WHAT IS REQUIRED
Where the string "color" shows up in a line of the records, copy that line.

============================================================

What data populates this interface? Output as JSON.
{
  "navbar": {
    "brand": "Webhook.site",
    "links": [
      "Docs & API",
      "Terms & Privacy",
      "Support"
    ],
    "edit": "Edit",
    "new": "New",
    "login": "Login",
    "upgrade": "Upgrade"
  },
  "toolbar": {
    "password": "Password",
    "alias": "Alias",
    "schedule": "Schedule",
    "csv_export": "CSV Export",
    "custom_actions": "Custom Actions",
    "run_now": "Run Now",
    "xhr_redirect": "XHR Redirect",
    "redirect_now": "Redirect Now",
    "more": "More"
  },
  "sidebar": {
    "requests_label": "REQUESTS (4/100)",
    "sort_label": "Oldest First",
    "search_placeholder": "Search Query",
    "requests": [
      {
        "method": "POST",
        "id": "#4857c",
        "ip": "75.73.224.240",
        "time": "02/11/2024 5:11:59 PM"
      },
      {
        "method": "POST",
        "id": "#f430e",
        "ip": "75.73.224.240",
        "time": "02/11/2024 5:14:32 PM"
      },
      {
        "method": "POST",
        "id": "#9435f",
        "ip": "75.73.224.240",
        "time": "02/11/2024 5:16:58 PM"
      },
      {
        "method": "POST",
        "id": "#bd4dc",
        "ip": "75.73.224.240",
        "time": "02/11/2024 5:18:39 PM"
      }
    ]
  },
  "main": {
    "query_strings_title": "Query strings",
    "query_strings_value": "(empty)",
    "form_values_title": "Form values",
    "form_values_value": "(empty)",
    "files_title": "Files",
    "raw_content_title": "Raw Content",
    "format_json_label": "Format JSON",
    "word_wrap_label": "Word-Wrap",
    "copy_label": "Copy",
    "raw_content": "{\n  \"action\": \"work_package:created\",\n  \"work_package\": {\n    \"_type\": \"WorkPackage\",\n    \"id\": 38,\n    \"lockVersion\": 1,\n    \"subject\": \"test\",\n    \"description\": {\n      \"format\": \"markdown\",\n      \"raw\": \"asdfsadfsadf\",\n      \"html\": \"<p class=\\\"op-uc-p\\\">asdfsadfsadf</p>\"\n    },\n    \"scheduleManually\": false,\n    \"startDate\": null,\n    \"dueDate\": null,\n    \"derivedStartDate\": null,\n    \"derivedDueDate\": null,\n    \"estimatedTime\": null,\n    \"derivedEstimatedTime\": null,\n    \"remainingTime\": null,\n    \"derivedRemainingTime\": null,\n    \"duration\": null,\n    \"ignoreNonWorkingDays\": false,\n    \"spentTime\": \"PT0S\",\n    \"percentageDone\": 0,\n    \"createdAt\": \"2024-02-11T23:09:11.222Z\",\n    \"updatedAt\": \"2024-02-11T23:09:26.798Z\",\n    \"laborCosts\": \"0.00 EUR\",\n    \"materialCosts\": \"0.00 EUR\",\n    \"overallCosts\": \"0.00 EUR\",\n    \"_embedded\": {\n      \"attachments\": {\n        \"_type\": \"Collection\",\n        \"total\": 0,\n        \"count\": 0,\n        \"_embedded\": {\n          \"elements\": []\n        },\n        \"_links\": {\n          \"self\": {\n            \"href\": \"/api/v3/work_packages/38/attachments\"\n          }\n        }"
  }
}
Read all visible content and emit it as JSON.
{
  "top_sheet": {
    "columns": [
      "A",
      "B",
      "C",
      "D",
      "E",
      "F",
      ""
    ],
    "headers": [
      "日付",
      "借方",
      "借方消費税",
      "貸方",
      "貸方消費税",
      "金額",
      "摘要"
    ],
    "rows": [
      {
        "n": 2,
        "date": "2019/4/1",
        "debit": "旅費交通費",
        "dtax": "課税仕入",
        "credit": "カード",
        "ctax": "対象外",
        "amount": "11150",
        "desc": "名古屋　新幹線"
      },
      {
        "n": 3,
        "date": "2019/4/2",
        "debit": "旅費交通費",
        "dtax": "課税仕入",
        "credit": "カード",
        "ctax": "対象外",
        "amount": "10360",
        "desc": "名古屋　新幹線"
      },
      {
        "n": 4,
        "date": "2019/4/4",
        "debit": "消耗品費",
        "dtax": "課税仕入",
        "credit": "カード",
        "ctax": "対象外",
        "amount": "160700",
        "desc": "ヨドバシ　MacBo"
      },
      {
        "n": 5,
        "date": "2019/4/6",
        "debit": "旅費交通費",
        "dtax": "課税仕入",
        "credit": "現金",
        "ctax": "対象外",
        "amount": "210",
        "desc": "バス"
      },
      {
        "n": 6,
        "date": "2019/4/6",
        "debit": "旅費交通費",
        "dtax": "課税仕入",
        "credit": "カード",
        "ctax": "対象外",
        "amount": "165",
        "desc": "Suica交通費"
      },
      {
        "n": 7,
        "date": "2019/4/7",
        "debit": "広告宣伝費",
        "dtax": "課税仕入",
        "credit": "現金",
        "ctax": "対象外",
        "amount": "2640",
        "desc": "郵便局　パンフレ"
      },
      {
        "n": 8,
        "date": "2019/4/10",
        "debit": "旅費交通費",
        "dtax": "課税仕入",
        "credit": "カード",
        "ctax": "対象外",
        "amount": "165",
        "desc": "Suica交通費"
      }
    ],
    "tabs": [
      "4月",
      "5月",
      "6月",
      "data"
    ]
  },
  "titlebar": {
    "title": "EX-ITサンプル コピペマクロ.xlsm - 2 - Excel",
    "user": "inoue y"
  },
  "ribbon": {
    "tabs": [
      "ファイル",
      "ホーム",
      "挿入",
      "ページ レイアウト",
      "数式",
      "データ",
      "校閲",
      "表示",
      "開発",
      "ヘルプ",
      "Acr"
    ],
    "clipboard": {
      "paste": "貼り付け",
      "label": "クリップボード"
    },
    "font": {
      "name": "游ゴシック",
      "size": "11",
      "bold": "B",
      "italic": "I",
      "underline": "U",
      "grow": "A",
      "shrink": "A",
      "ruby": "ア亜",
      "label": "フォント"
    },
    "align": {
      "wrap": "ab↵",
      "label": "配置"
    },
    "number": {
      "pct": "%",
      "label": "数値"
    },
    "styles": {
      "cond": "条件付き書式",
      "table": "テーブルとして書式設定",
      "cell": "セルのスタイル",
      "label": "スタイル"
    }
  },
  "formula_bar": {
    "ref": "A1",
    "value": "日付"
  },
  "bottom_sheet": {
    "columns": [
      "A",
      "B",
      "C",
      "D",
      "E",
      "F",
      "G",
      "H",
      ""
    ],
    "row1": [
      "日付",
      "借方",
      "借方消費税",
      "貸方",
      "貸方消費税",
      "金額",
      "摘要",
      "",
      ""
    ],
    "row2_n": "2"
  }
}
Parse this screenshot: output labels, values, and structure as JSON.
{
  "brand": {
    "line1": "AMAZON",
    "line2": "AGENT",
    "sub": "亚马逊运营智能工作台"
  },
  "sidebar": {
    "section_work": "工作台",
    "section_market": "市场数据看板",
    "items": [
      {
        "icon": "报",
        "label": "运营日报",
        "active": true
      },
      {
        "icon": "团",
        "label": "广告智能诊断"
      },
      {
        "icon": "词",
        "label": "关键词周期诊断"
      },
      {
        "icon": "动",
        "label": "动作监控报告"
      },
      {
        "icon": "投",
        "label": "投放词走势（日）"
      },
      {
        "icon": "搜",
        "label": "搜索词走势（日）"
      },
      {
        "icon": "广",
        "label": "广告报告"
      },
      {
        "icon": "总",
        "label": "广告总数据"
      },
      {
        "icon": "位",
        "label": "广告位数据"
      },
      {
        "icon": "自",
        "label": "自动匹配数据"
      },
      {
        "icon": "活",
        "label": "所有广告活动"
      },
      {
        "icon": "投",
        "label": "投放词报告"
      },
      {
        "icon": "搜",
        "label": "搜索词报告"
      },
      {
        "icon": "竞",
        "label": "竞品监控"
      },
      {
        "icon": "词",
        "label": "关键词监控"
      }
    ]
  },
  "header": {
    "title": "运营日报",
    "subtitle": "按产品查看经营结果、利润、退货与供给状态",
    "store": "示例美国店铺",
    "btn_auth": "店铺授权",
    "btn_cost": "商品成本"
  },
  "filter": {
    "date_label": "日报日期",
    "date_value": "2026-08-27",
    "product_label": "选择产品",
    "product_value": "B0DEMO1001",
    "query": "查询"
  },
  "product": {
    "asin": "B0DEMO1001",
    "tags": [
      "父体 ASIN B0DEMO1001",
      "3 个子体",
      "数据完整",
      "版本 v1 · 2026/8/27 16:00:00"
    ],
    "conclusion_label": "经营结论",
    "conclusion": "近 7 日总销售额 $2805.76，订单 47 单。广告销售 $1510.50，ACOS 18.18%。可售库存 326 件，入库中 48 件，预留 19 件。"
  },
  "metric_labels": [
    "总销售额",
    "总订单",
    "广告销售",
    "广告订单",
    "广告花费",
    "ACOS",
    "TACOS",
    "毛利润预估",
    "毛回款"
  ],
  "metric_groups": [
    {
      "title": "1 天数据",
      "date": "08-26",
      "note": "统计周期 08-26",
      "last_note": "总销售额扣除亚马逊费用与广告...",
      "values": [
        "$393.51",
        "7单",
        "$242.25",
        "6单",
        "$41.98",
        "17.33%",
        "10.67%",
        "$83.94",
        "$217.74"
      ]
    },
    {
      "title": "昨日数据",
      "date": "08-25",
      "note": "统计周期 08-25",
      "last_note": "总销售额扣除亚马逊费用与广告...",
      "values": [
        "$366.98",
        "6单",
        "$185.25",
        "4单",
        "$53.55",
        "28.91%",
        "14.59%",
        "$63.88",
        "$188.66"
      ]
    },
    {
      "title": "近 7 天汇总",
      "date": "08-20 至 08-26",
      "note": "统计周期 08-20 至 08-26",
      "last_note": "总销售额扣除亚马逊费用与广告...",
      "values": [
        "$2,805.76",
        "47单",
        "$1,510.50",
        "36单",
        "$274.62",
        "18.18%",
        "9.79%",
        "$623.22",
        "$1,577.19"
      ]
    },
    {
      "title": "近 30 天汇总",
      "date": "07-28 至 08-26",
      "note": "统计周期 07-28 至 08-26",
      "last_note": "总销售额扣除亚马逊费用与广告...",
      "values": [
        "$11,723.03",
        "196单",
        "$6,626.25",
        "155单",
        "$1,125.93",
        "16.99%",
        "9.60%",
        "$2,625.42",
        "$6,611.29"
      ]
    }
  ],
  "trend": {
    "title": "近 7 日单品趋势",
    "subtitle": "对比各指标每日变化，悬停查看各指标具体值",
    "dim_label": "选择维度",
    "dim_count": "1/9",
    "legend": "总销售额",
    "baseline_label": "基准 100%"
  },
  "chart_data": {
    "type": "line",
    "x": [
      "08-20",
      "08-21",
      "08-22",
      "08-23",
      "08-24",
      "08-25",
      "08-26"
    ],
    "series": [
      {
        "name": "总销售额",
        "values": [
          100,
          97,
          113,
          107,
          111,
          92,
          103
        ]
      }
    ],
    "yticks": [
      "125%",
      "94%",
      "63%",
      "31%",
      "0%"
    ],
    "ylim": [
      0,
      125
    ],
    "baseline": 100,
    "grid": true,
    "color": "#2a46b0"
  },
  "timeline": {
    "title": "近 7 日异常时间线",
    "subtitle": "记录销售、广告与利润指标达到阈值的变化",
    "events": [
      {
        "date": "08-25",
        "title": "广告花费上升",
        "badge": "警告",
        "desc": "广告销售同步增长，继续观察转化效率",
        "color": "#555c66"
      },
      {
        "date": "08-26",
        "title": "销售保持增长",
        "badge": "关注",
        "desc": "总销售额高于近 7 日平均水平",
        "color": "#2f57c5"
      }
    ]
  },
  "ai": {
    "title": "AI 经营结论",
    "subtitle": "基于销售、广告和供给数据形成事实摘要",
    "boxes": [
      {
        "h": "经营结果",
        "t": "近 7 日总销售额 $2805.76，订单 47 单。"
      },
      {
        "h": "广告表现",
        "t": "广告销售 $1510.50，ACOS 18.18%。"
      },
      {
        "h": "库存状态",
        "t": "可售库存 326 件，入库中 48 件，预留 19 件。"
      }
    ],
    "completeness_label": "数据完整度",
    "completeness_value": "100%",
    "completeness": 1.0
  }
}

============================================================

FINISHED TASK
    "color": "#2a46b0"
        "color": "#555c66"
        "color": "#2f57c5"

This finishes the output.